Like many geeks, I have a piece of opaque tape to occlude my Chromebook’s camera. How will you persuade people to let a visually based AI peer back at us through our screens?
The art of conversation is less about talking, and more about listening. The core goal of putting a face on AI is to be able to better collect end-user data. This multimodal capacity allows us to compare the words, sounds, appearance, and movements of the user so we can identify how that person feels. Affect is what our multi-modal bot framework is collecting, at its core, and understanding the user is of key importance, not only for analytics but also for providing a contextual reply.
So if I keep the tape on the camera, I can’t chat with your CUIs.
Right. Well, you could still use voice- or text-based chat. But it won’t work as well.
How did you become interested in AI?
I graduated with a triple BA in philosophy, literature, and mathematics. I became a portrait artist, an author, and a D&D geek, so I’ve been interested in interactive forms of storytelling for decades. Conversational interfaces are a natural fallout of this work. Each of our builds are talking portraits essentially.
Prior to becoming an entrepreneur, you worked at SRI International, the birthplace of Siri, and Xerox PARC, where the personal computer was created. Tell me about those experiences.
While at SRI, I learned the value of both multi-modal interaction and interactive narrative. I had just written my first chatbot—both Siri and Nuance were getting started down the hall from me—and I realized we’d be talking with these systems soon. Also, around that time, I was spending the majority of my waking hours in Second Life and other real-time 3D gaming systems, rigging avatars with chatbots. That was the beginning of everything I’m doing now.

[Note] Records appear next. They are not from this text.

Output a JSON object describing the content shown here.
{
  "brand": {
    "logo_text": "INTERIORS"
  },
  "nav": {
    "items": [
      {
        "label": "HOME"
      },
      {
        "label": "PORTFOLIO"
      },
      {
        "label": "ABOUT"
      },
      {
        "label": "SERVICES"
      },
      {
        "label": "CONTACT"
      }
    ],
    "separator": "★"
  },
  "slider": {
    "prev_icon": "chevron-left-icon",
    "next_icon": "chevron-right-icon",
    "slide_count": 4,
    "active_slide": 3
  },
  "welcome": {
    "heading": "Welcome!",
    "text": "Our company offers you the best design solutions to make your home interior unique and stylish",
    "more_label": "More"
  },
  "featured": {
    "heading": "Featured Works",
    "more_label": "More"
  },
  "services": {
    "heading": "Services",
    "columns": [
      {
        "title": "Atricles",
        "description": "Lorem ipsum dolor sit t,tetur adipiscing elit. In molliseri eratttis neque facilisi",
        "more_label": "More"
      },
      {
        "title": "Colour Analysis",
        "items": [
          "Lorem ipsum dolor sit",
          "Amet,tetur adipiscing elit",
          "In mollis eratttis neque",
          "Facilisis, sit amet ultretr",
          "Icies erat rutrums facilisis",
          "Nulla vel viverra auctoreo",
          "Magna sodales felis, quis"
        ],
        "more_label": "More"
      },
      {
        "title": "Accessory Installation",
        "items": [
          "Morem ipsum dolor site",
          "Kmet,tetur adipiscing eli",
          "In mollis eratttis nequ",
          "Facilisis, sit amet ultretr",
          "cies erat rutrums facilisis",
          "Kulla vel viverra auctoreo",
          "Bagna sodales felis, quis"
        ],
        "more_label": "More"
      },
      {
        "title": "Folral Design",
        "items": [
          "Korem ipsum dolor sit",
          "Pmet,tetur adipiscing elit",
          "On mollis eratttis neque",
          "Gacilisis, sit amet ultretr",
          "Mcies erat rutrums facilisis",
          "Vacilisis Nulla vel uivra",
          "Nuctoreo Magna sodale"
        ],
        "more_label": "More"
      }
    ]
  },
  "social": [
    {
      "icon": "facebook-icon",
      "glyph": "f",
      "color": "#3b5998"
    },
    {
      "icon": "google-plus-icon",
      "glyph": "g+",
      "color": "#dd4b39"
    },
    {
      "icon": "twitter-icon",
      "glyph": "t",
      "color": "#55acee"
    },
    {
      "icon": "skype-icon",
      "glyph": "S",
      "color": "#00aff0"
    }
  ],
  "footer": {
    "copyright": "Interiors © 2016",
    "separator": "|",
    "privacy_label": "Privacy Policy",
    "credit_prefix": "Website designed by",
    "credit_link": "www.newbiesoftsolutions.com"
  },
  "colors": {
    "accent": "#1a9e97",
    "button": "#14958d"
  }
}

Who are your investment partners and what stage are you at in funding?
We bootstrapped for some five years, and brought in $1 million in funding led by Outlier Ventures as we worked to stabilize our horizontal platform. Then in the last two years we spun off SeedToken.io, which allowed us to build a large ecosystem of partners to address vertical markets. We’re going to be passing the hat again for Botanic in 2019 to address two key verticals in collaboration with partners.
Finally, you’re a certified 100-ton US Coast Guard Captain, and have sailed on five of the seven seas. Did you create an embodied avatar to assist you onboard? Sailing can be a solitary occupation.
I haven’t as yet, but funny enough, Steve Jobs (and partners) registered a patent on technology designed to control a marine vessel via voice, so maybe that will happen one day. Ultimately, being a sailor has taught me a great deal about solving problems independently, about working with others as a crew, about keeping things as ship-shape as possible and most of all, about keeping the “sailor’s eye”—always keeping the long view of the voyage rather than focusing on individual waves.
Meadows will be speaking at Blockchain West in Anaheim, Calif. on March 19.